- **ACTIVITY**
If a line of the data below holds the string "MPEG", copy it.

- **SUPPLIED INFORMATION**

= = = = = = =

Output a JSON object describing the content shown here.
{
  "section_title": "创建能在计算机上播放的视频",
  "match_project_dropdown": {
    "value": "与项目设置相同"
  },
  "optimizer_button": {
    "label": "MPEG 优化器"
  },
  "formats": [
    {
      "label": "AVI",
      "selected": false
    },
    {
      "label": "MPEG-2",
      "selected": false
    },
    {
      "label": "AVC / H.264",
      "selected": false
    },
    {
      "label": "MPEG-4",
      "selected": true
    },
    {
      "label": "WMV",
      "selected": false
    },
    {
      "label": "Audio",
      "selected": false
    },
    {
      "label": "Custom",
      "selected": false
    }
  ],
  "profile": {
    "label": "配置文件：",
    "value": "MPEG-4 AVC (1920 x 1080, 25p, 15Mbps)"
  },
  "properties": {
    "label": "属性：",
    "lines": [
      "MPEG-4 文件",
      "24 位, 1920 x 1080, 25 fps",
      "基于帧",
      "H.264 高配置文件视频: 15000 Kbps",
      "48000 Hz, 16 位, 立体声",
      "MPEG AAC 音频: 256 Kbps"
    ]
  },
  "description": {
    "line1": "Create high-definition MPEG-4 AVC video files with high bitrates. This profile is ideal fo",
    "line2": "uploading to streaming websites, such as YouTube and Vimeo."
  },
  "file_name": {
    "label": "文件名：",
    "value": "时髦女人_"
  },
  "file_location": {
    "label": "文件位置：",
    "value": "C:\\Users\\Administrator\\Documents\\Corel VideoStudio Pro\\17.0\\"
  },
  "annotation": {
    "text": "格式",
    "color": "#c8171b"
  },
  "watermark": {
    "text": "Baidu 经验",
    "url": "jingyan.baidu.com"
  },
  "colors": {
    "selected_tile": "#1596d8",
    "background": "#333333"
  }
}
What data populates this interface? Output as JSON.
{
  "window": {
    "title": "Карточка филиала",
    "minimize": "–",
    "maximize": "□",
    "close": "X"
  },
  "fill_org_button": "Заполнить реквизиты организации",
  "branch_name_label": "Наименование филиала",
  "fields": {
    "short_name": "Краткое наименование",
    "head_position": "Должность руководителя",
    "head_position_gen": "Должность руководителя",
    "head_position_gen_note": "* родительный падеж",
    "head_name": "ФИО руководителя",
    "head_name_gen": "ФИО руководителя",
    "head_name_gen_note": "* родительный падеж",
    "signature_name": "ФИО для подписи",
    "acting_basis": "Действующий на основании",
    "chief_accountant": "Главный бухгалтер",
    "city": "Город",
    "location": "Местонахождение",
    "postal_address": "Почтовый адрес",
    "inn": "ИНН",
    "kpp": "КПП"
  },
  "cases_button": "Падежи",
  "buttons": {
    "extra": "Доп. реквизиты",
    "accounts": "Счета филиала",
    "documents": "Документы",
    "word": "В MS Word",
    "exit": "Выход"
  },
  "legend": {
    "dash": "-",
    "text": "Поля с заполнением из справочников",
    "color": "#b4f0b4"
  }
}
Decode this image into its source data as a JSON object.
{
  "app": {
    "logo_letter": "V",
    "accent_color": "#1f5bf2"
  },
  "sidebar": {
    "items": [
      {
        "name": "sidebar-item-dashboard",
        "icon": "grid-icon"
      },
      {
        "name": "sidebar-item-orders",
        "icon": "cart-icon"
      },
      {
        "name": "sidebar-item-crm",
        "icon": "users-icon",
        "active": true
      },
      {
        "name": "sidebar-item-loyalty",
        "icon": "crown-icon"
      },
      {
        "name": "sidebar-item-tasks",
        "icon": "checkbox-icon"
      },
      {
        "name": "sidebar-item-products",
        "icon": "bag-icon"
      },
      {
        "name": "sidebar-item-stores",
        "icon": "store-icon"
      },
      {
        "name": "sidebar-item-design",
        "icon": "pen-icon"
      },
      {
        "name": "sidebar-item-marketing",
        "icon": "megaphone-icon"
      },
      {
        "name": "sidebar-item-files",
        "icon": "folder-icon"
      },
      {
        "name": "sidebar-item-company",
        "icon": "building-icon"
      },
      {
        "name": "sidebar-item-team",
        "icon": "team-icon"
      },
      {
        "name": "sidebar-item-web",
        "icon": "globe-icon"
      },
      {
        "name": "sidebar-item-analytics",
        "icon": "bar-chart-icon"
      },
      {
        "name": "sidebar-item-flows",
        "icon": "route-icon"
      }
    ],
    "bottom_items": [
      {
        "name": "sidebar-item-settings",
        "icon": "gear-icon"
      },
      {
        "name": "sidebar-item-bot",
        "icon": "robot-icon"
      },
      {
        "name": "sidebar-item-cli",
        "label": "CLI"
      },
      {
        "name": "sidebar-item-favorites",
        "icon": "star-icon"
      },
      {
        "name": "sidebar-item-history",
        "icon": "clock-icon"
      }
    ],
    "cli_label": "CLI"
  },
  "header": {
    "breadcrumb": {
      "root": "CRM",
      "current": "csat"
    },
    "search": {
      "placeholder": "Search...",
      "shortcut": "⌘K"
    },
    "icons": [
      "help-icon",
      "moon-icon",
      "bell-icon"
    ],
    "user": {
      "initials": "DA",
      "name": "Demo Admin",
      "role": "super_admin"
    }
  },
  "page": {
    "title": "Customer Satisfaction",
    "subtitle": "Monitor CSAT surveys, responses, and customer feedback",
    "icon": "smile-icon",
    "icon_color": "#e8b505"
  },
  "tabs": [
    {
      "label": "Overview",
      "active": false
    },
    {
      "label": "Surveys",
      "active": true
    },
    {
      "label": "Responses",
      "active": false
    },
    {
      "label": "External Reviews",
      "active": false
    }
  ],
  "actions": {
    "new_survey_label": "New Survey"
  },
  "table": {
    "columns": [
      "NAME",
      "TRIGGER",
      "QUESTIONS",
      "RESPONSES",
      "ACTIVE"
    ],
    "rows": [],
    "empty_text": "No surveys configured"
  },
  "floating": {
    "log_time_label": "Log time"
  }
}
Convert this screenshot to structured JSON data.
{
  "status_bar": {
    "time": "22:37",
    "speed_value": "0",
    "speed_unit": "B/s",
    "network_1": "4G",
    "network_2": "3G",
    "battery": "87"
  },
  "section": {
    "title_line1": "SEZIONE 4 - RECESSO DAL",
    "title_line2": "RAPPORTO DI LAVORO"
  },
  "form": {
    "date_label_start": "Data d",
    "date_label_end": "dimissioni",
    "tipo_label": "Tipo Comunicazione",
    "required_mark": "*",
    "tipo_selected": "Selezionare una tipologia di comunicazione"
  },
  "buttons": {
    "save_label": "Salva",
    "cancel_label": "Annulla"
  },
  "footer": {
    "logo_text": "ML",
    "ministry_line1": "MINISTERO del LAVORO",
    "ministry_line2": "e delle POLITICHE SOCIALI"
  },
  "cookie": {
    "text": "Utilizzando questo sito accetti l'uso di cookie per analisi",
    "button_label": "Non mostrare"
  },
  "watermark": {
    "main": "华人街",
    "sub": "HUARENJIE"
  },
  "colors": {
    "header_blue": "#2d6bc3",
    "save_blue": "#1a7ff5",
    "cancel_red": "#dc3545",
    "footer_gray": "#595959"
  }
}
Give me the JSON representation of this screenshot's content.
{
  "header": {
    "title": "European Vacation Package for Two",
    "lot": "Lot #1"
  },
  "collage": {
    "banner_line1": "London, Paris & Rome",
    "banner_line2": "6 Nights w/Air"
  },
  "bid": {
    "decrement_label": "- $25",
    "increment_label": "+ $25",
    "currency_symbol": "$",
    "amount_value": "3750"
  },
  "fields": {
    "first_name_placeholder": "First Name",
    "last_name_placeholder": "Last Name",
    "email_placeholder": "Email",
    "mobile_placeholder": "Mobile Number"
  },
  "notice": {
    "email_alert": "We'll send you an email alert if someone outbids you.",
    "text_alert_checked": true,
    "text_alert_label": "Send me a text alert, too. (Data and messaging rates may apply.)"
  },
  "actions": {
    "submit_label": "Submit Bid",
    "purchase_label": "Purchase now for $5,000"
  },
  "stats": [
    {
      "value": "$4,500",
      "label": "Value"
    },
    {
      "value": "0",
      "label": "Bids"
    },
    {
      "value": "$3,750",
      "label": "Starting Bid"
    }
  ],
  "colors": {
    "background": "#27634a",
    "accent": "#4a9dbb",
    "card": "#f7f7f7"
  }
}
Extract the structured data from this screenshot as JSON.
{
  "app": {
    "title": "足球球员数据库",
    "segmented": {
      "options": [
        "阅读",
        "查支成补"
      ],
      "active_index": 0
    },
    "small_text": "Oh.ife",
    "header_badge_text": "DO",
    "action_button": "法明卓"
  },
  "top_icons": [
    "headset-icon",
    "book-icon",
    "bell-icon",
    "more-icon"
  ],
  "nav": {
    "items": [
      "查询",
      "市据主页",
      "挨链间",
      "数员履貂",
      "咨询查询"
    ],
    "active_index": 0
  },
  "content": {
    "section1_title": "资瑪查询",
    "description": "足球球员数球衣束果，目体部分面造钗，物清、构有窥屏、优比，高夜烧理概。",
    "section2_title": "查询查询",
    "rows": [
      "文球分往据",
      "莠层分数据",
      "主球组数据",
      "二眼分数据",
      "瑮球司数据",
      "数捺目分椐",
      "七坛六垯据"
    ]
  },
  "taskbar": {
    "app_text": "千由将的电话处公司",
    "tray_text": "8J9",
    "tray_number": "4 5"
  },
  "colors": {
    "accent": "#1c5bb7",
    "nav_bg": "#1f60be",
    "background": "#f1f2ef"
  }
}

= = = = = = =

- **ANSWER TO THIS EXERCISE**
    "label": "MPEG 优化器"
      "label": "MPEG-2",
      "label": "MPEG-4",
    "value": "MPEG-4 AVC (1920 x 1080, 25p, 15Mbps)"
      "MPEG-4 文件",
      "MPEG AAC 音频: 256 Kbps"
    "line1": "Create high-definition MPEG-4 AVC video files with high bitrates. This profile is ideal fo",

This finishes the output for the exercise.